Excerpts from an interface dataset
══════

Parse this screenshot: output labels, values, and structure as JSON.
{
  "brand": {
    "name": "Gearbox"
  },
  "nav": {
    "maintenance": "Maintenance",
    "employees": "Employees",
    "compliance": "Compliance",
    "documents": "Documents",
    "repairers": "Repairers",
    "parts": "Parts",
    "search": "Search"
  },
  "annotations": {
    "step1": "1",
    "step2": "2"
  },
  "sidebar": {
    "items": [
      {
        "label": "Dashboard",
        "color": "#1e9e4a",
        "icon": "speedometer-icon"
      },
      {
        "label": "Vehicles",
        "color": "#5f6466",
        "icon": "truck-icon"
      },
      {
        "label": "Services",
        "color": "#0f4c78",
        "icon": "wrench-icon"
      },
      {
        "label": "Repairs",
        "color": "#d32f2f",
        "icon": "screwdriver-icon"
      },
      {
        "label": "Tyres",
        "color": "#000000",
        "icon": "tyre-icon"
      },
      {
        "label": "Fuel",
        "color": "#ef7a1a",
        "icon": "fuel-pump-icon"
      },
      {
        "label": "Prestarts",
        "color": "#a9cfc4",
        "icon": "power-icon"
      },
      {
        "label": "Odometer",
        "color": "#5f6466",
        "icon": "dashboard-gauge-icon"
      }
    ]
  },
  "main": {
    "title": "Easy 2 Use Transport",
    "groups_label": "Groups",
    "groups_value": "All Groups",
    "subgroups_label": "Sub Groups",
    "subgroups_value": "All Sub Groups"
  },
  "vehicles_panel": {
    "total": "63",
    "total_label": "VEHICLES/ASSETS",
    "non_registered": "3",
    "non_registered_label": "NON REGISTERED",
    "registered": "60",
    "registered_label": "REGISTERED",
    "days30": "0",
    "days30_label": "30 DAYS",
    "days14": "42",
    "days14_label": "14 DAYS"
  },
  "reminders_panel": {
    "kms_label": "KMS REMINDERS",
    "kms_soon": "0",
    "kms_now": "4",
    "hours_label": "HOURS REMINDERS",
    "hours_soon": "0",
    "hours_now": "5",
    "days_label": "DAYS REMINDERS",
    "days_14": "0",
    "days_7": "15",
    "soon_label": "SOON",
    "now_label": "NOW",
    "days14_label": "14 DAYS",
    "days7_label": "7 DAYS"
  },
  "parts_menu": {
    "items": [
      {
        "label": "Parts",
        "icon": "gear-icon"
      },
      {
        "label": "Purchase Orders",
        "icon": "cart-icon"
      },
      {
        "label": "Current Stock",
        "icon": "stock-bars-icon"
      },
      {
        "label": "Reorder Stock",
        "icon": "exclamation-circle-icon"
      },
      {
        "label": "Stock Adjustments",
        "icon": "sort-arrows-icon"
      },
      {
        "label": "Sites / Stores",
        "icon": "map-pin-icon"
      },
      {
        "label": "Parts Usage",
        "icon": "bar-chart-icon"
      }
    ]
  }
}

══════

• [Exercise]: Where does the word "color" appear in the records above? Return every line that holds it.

• [Problem solution]:
        "color": "#1e9e4a",
        "color": "#5f6466",
        "color": "#0f4c78",
        "color": "#d32f2f",
        "color": "#000000",
        "color": "#ef7a1a",
        "color": "#a9cfc4",
        "color": "#5f6466",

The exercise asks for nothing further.